Yeah I’m proud of that. I used to know Dom when he promoted nights and booked New Breed. So I’d see Neil regularly then we lost touch, he stopped promoting. Then he hit me up and said ‘I got some tunes for you.’ One was Golden Shaker, I was like ‘yeaaah’. From that release was the point I really wanted to start building a crew. He was the first then he brought in Flat T and Telekom. They were the main guys I had.
This was the next lot. The next generation. Propz & Rowney. Hizzleguy. A lot of young heads were coming through at this time and Dominator was getting bigger and bigger. Groove, Hype, Nicky picked up on them first. Groove played Golden Shaker on Radio 1. That blew Neil’s mind. That’s how it used to be back in the days – that’s what motivated people back then. Getting plays from these pioneers and getting their music out there and getting their art to a level where DJs play it. That’s what gassed them – I think there are too many new artists looking for quick fame now.
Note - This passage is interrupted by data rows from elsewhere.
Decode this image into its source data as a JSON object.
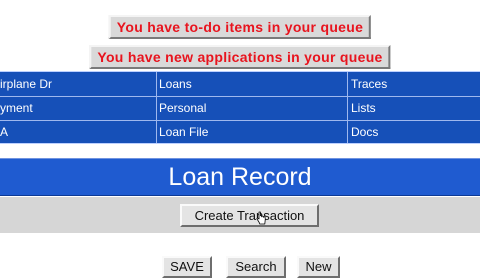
{
  "alerts": {
    "todo": "You have to-do items in your queue",
    "applications": "You have new applications in your queue"
  },
  "nav": {
    "rows": [
      [
        "irplane Dr",
        "Loans",
        "Traces"
      ],
      [
        "yment",
        "Personal",
        "Lists"
      ],
      [
        "A",
        "Loan File",
        "Docs"
      ]
    ]
  },
  "header": {
    "title": "Loan Record"
  },
  "toolbar": {
    "create_label": "Create Transaction"
  },
  "bottom": {
    "save_label": "SAVE",
    "search_label": "Search",
    "new_label": "New"
  },
  "colors": {
    "alert_text": "#e8141e",
    "nav_bg": "#1650b8",
    "header_bg": "#1f5bd0",
    "toolbar_bg": "#d6d6d6"
  },
  "icons": {
    "cursor": "hand-pointer-icon"
  }
}
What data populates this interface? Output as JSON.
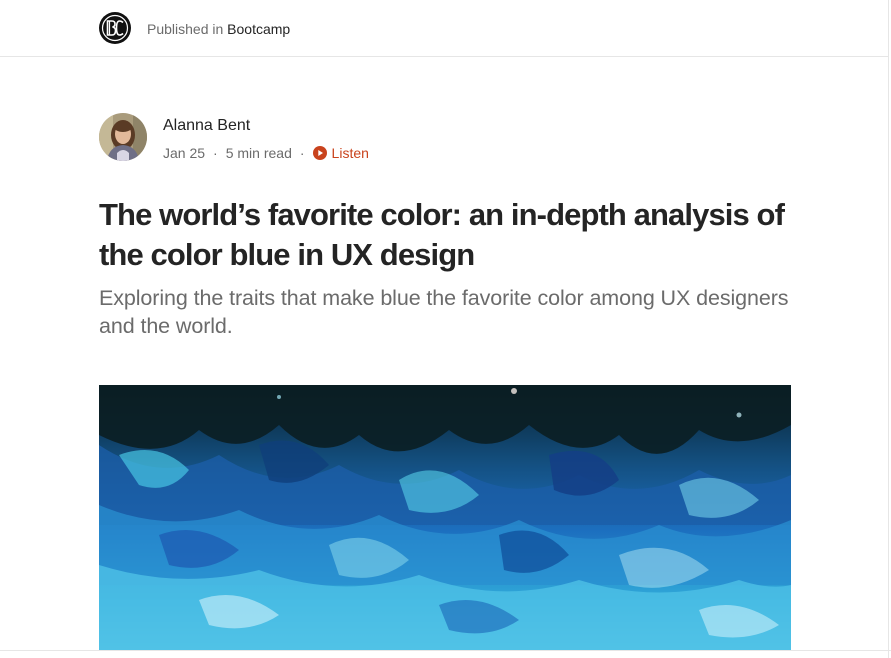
{
  "publication": {
    "prefix": "Published in ",
    "name": "Bootcamp",
    "logo_icon": "bootcamp-bc-logo"
  },
  "author": {
    "name": "Alanna Bent",
    "avatar_icon": "author-avatar"
  },
  "meta": {
    "date": "Jan 25",
    "separator": "·",
    "read_time": "5 min read",
    "listen_label": "Listen",
    "listen_icon": "play-circle-icon"
  },
  "article": {
    "title": "The world’s favorite color: an in-depth analysis of the color blue in UX design",
    "subtitle": "Exploring the traits that make blue the favorite color among UX designers and the world."
  },
  "colors": {
    "accent_listen": "#c9431d",
    "text_primary": "#242424",
    "text_secondary": "#6b6b6b",
    "hero_blue": "#1a5fa8",
    "hero_cyan": "#3fc3e6"
  }
}
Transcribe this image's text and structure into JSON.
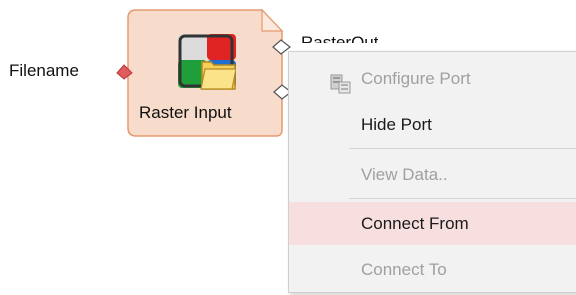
{
  "node": {
    "title": "Raster Input",
    "input_port": "Filename",
    "output_port": "RasterOut",
    "colors": {
      "fill": "#f7dccb",
      "border": "#e59a70",
      "input_port": "#e05b5b",
      "output_port": "#ffffff"
    },
    "icon": "raster-folder-icon"
  },
  "context_menu": {
    "items": [
      {
        "label": "Configure Port",
        "enabled": false,
        "icon": "configure-port-icon"
      },
      {
        "label": "Hide Port",
        "enabled": true
      },
      {
        "label": "View Data..",
        "enabled": false
      },
      {
        "label": "Connect From",
        "enabled": true,
        "highlighted": true
      },
      {
        "label": "Connect To",
        "enabled": false
      }
    ],
    "colors": {
      "background": "#f2f2f2",
      "highlight": "#f7dfdf",
      "disabled_text": "#a0a0a0"
    }
  }
}
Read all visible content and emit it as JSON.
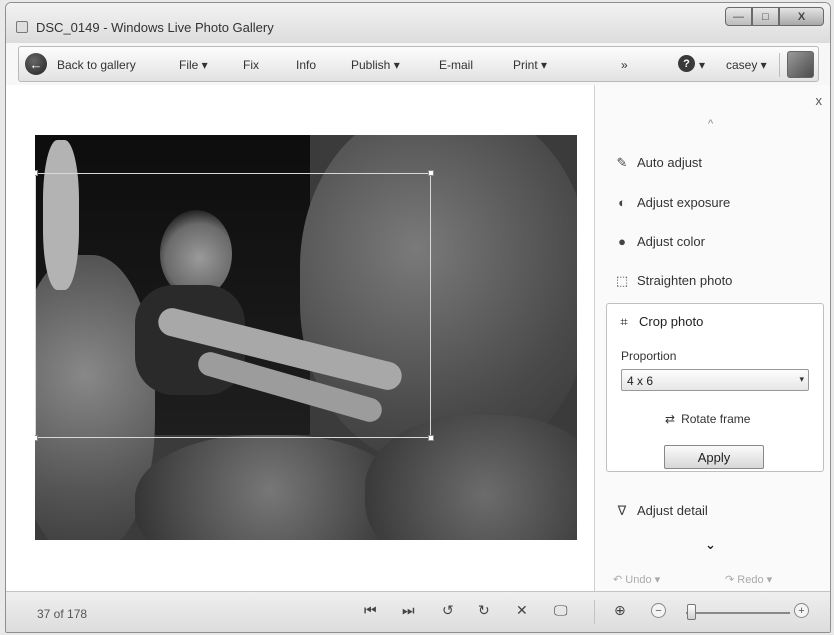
{
  "window": {
    "title": "DSC_0149 - Windows Live Photo Gallery",
    "controls": {
      "minimize": "—",
      "maximize": "□",
      "close": "X"
    }
  },
  "toolbar": {
    "back_label": "Back to gallery",
    "back_icon": "←",
    "file_label": "File ▾",
    "fix_label": "Fix",
    "info_label": "Info",
    "publish_label": "Publish ▾",
    "email_label": "E-mail",
    "print_label": "Print ▾",
    "more_label": "»",
    "help_icon": "?",
    "help_arrow": "▾",
    "user_label": "casey ▾"
  },
  "panel": {
    "close_label": "x",
    "up_arrow": "^",
    "items": [
      {
        "icon": "✎",
        "label": "Auto adjust"
      },
      {
        "icon": "◐",
        "label": "Adjust exposure"
      },
      {
        "icon": "●",
        "label": "Adjust color"
      },
      {
        "icon": "⬚",
        "label": "Straighten photo"
      }
    ],
    "crop": {
      "icon": "⌗",
      "label": "Crop photo",
      "proportion_label": "Proportion",
      "proportion_value": "4 x 6",
      "select_arrow": "▾",
      "rotate_icon": "⇄",
      "rotate_label": "Rotate frame",
      "apply_label": "Apply"
    },
    "adjust_detail": {
      "icon": "∇",
      "label": "Adjust detail"
    },
    "down_arrow": "⌄",
    "undo_label": "↶ Undo ▾",
    "redo_label": "↷ Redo ▾"
  },
  "status": {
    "counter": "37 of 178",
    "controls": {
      "first": "⏮",
      "next": "⏭",
      "rotate_left": "↺",
      "rotate_right": "↻",
      "delete": "✕",
      "slideshow": "🖵",
      "actual_size": "⊕"
    },
    "zoom_minus": "−",
    "zoom_plus": "+",
    "zoom_level": 0.05
  }
}
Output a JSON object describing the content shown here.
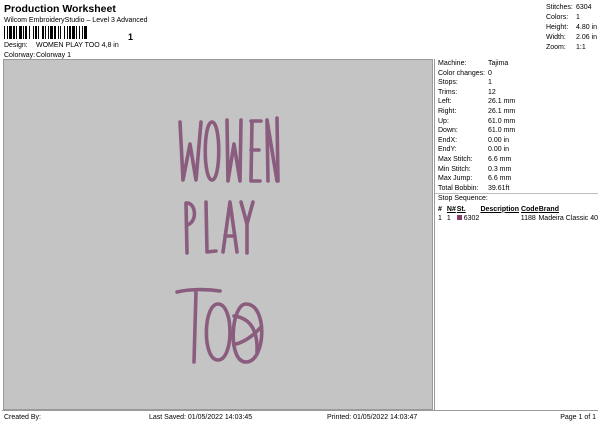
{
  "header": {
    "title": "Production Worksheet",
    "subtitle": "Wilcom EmbroideryStudio – Level 3 Advanced",
    "barcode_suffix": "1"
  },
  "design_meta": {
    "design_label": "Design:",
    "design_value": "WOMEN PLAY TOO 4,8 in",
    "colorway_label": "Colorway:",
    "colorway_value": "Colorway 1"
  },
  "top_stats": [
    {
      "label": "Stitches:",
      "value": "6304"
    },
    {
      "label": "Colors:",
      "value": "1"
    },
    {
      "label": "Height:",
      "value": "4.80 in"
    },
    {
      "label": "Width:",
      "value": "2.06 in"
    },
    {
      "label": "Zoom:",
      "value": "1:1"
    }
  ],
  "design_text": {
    "line1": "WOMEN",
    "line2": "PLAY",
    "line3": "TOO",
    "thread_color": "#8a5c7e",
    "canvas_color": "#c4c4c4"
  },
  "machine_info": [
    {
      "label": "Machine:",
      "value": "Tajima"
    },
    {
      "label": "Color changes:",
      "value": "0"
    },
    {
      "label": "Stops:",
      "value": "1"
    },
    {
      "label": "Trims:",
      "value": "12"
    },
    {
      "label": "Left:",
      "value": "26.1 mm"
    },
    {
      "label": "Right:",
      "value": "26.1 mm"
    },
    {
      "label": "Up:",
      "value": "61.0 mm"
    },
    {
      "label": "Down:",
      "value": "61.0 mm"
    },
    {
      "label": "EndX:",
      "value": "0.00 in"
    },
    {
      "label": "EndY:",
      "value": "0.00 in"
    },
    {
      "label": "Max Stitch:",
      "value": "6.6 mm"
    },
    {
      "label": "Min Stitch:",
      "value": "0.3 mm"
    },
    {
      "label": "Max Jump:",
      "value": "6.6 mm"
    },
    {
      "label": "Total Bobbin:",
      "value": "39.61ft"
    }
  ],
  "stop_sequence": {
    "title": "Stop Sequence:",
    "headers": [
      "#",
      "N#",
      "St.",
      "Description",
      "Code",
      "Brand"
    ],
    "rows": [
      {
        "num": "1",
        "needle": "1",
        "stitches": "6302",
        "description": "",
        "code": "1188",
        "brand": "Madeira Classic 40",
        "color": "#8a3c6e"
      }
    ]
  },
  "footer": {
    "created_by": "Created By:",
    "last_saved": "Last Saved: 01/05/2022 14:03:45",
    "printed": "Printed: 01/05/2022 14:03:47",
    "page": "Page 1 of 1"
  }
}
It’s your responsibility as a label owner to make sure they’re being realistic I guess….
Bro I have to be like a counsellor. I’ll chat to my artists all the time and give them advice or reschedule things to make things easier for them. I’m not one of them label owners who’s like ‘the bassline’s crap! Don’t like this snare!’ I just want them to make the best music they can. Music is a feeling; it’s however you’re feeling, you could be pissed off, you could be happy, you could be high, whatever. Don’t give me a tune that you think sounds good because it sounds like something else we’ve released, give me a tune that’s you.
What tunes are coming?
Kastro’s got a single, Enta & Kastro have a collab EP coming, Enta’s working on some amazing things. He’s such a humble guy, I got people like Dillinja calling me about him. That’s never happened before, for him to ring about an artist. The same happens with Traumatize. He came with Gas Dem first, then came the Stereo Yout releases. I even had Shy FX and Chase & Status calling me for tunes of his.
Has he got anything coming up?
He’s got an EP coming up. We’re going to sit on that until the raves open properly. What else is coming up? I’ve got bits from Klay, from Puppetz and a sample pack coming out from Klip & Outlaw, Enta and Puppetz. That’s with Hedex’s ByTheProducer series. And that’s before we get to Young Guns – Teezy’s got an EP. Chubbs is about to drop something. Smuggler and I’ve got a new guy called Nkid. He’s done a tune called Robot. He sent it to me for Young Guns but it’s so good it needs to be on Bio. Young Guns is like the Under 21s, Bio is the senior team. This is just the tip of the iceberg, there’s so much stuff from so many talented artists. It’s been non stop. We’ve not stopped during these locked down times.
It’s such a tricky one. I wouldn’t blame any label for pausing until we’re back to the dance…
Yeah, everyone’s got to do things their own way. But if you stop releasing music, you stop giving people hope. We need something to look forward to and something we enjoy. I know what hard times are like, it’s not new to me. You’ve just got to find a way. And we’re not putting out everything. We’re sitting on some big things too though bro. Like this Dominator remix EP with remixes by his old mates. Upgrade’s done one. Limited’s done one. Limited was brought to me by Dominator in the first place. T>I’s done one and there’s a few surprises along the way…
Sick. So what are your hopes for this summer?
I think we’ll get back to it and see parties this year. When we do is another thing but I’m hopeful we’ll get back to this. I just wanna hear those big tunes through big systems again. And all those things we take for granted. I wanna hug someone and say ‘you know what mate? I’m so trolleyed, lemme get you a drink my friend’. I wanna be on the mic and someone give me a spud saying ‘big up Fatman!’ and I’ll be like ‘you know what, big you up bruv.’ I want to see IC3 doing the robot. I wanna see Shabba and Skibba going mad with Shotta. I want to see Grooverider playing that deep set or Bryan doing a V set or my new guys and coming and smashing down their first parties. Bro, I can’t fucking wait.